A reasonable amount of gender bending has become common place in the music business, whether it’s David Bowie in a ridiculous amount of rouge and a spandex jump suit as Ziggy Stardust, Davey Havok’s (Vox and lyrics for AFI and Blaqk Audio) more physically significant gender blurring, or Scott Weiland in a blue swing dress and eyeliner for all the world to see back in the bad old heroine days (or did I just imagine that last one?). And few seem to be bothered by it. Asheville may be a fairly rainbow friendly zone, but in much of the country, that “c’est la vie” attitude about straddling the gender divide might seem a little out of place on main-street.
Certainly, the country is changing. Of the under 30 set, very few will go on record as being against gay marriage. The sexual revolution has nearly come full circle. Girls may be boys and boys may be girls. Or anything in between. And music has always been at the forefront. Isadora Duncan rocked popular culture in the twenties by dancing barefoot and (what was considered at the time) scantily clad. Elvis’s gyrating hips made good church girls swoon in the fifties, even if they weren’t quite sure why they were sweating (and i think he may have lined those smoldering eyes of his a time or two). The twin twiggy-doll look that dominated the early seventies glam rock/experimental scene (think the velvet underground) had to have resulted in a few very confused 20 somethings. In the eighties, Madonna made herself an instant sensation and eventually a mogul by commanding the stage in only her lingerie and matching a Vogue-worthy face with (what were then considered Sexually Explicit lyrics.
Whether we realize it or not, this broadening of our gender related horizons has had a massive effect on gender equality over the years.
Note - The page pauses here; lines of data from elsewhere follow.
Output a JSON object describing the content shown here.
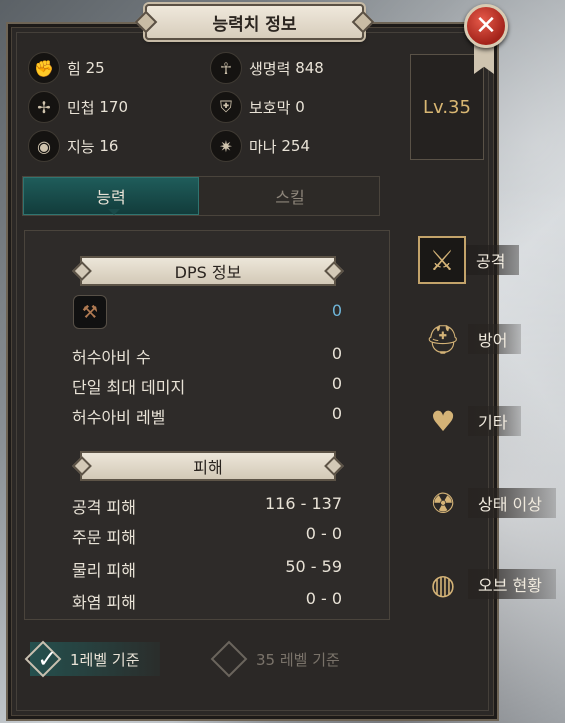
{
  "window": {
    "title": "능력치 정보",
    "close_symbol": "✕"
  },
  "stats": [
    {
      "icon": "fist-icon",
      "glyph": "✊",
      "label": "힘",
      "value": "25"
    },
    {
      "icon": "ankh-icon",
      "glyph": "☥",
      "label": "생명력",
      "value": "848"
    },
    {
      "icon": "triskelion-icon",
      "glyph": "✢",
      "label": "민첩",
      "value": "170"
    },
    {
      "icon": "shield-icon",
      "glyph": "⛨",
      "label": "보호막",
      "value": "0"
    },
    {
      "icon": "eye-icon",
      "glyph": "◉",
      "label": "지능",
      "value": "16"
    },
    {
      "icon": "star-burst-icon",
      "glyph": "✷",
      "label": "마나",
      "value": "254"
    }
  ],
  "level": "Lv.35",
  "tabs": {
    "active": "능력",
    "inactive": "스킬"
  },
  "dps": {
    "heading": "DPS 정보",
    "icon_value": "0",
    "rows": [
      {
        "label": "허수아비 수",
        "value": "0"
      },
      {
        "label": "단일 최대 데미지",
        "value": "0"
      },
      {
        "label": "허수아비 레벨",
        "value": "0"
      }
    ]
  },
  "damage": {
    "heading": "피해",
    "rows": [
      {
        "label": "공격 피해",
        "value": "116 - 137"
      },
      {
        "label": "주문 피해",
        "value": "0 - 0"
      },
      {
        "label": "물리 피해",
        "value": "50 - 59"
      },
      {
        "label": "화염 피해",
        "value": "0 - 0"
      }
    ]
  },
  "basis": {
    "level1": "1레벨 기준",
    "level35": "35 레벨 기준",
    "check_symbol": "✓"
  },
  "side_menu": [
    {
      "icon": "crossed-swords-icon",
      "glyph": "⚔",
      "label": "공격"
    },
    {
      "icon": "helmet-icon",
      "glyph": "⛑",
      "label": "방어"
    },
    {
      "icon": "heartbeat-icon",
      "glyph": "♥",
      "label": "기타"
    },
    {
      "icon": "status-drop-icon",
      "glyph": "☢",
      "label": "상태 이상"
    },
    {
      "icon": "orb-icon",
      "glyph": "◍",
      "label": "오브 현황"
    }
  ],
  "colors": {
    "accent_teal": "#1f5c5a",
    "level_gold": "#d9b773",
    "dps_value_blue": "#6fb5d8",
    "close_red": "#c0362b"
  }
}
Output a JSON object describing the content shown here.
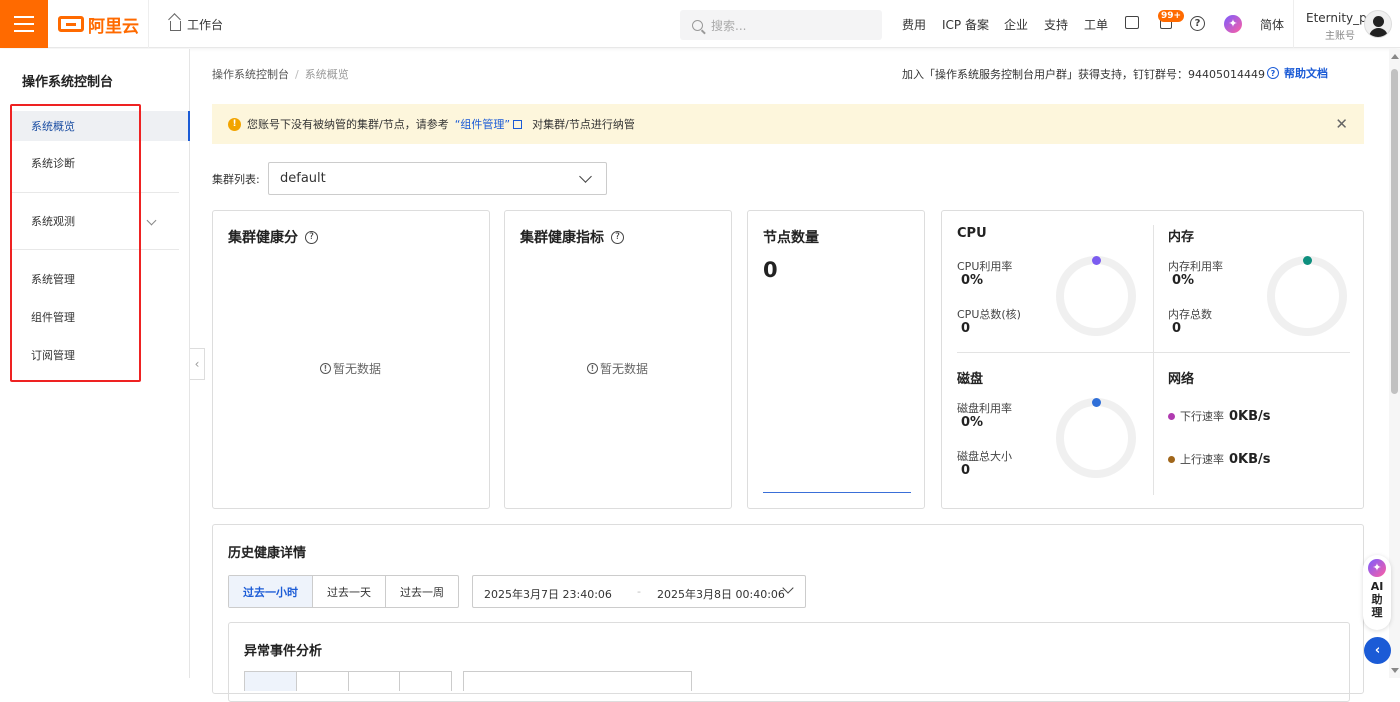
{
  "topbar": {
    "logo_text": "阿里云",
    "workbench": "工作台",
    "search_placeholder": "搜索...",
    "nav": [
      "费用",
      "ICP 备案",
      "企业",
      "支持",
      "工单"
    ],
    "notification_badge": "99+",
    "language": "简体",
    "user_name": "Eternity_p",
    "user_role": "主账号",
    "accent_color": "#ff6a00"
  },
  "sidebar": {
    "title": "操作系统控制台",
    "items": [
      {
        "label": "系统概览",
        "active": true
      },
      {
        "label": "系统诊断"
      },
      {
        "label": "系统观测",
        "expandable": true
      },
      {
        "label": "系统管理"
      },
      {
        "label": "组件管理"
      },
      {
        "label": "订阅管理"
      }
    ]
  },
  "header": {
    "breadcrumb": [
      "操作系统控制台",
      "系统概览"
    ],
    "support_text": "加入「操作系统服务控制台用户群」获得支持，钉钉群号：94405014449",
    "help_doc": "帮助文档"
  },
  "alert": {
    "prefix": "您账号下没有被纳管的集群/节点，请参考",
    "link": "“组件管理”",
    "suffix": "对集群/节点进行纳管"
  },
  "cluster": {
    "label": "集群列表:",
    "selected": "default"
  },
  "cards": {
    "health_score": {
      "title": "集群健康分",
      "empty": "暂无数据"
    },
    "health_metrics": {
      "title": "集群健康指标",
      "empty": "暂无数据"
    },
    "node_count": {
      "title": "节点数量",
      "value": "0"
    }
  },
  "metrics": {
    "cpu": {
      "title": "CPU",
      "usage_label": "CPU利用率",
      "usage_value": "0%",
      "total_label": "CPU总数(核)",
      "total_value": "0",
      "color": "#7b5cf0"
    },
    "memory": {
      "title": "内存",
      "usage_label": "内存利用率",
      "usage_value": "0%",
      "total_label": "内存总数",
      "total_value": "0",
      "color": "#0e8f7e"
    },
    "disk": {
      "title": "磁盘",
      "usage_label": "磁盘利用率",
      "usage_value": "0%",
      "total_label": "磁盘总大小",
      "total_value": "0",
      "color": "#2f6fd8"
    },
    "network": {
      "title": "网络",
      "down_label": "下行速率",
      "down_value": "0KB/s",
      "up_label": "上行速率",
      "up_value": "0KB/s",
      "down_color": "#b03bb0",
      "up_color": "#a0661a"
    }
  },
  "history": {
    "title": "历史健康详情",
    "ranges": [
      "过去一小时",
      "过去一天",
      "过去一周"
    ],
    "start": "2025年3月7日 23:40:06",
    "separator": "-",
    "end": "2025年3月8日 00:40:06",
    "anomaly_title": "异常事件分析"
  },
  "ai": {
    "label": "AI助理"
  }
}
Girls like Madonna, Grace Slick, Roberta Flack, Patti Smith, Janis Joplin, Mama Cass, and Donna Summer paved the way for a lot of the standing women now enjoy in this country (although, apparently we’re still ok with “being paid slightly less and raped slightly more” or as one fox pundit recently put it “too much”)…. Without these ladies, it might still be considered off for a woman to ask a man out, or for an unmarried man and woman to travel together. If you’re thinking “oh c’mon, we’ve come a long way from that,” think about how our views on the religious issues surrounding gay marriage may have changed forty years from now. Already, if you ask a sixty year old man and a twenty year old heterosexual couple for their opinions on the issue, you’ll likely get two very different answers.
I think as human beings, we’re preprogrammed to accept behavior we see as divergent more easily from the creative, the innovative; the artists, the inventors. Davey Havok, Placebo’s Brian Molko, Smashing Pumpkins frontman Billy Corgan, and so many others over the years have taken one for the team, literally. They are constantly expanding the roles and opportunities available to, and accepted within the LGBT community. Whether it’s as simple as walking out onstage in eyeliner (and simultaneously making my heart go pitter-patter), or as massive as coming out publicly and defending your choices and your freedoms, these trend-setters have been maps of where our society is heading.
Note: As a mostly straight female, I have to add that there’s something undeniably sexy about a straight guy who isn’t too concerned about his image to wear a little make-up in public. In my experience, it usually indicates an open mind, a reasonable level of sensitivity, and a willingness to see the world a little differently. Well, aside from the obvious one…. they now know why you spend ten minutes in the bathroom getting ready (because the blasted lines will not go on even!) and stop pestering you for it quite so much.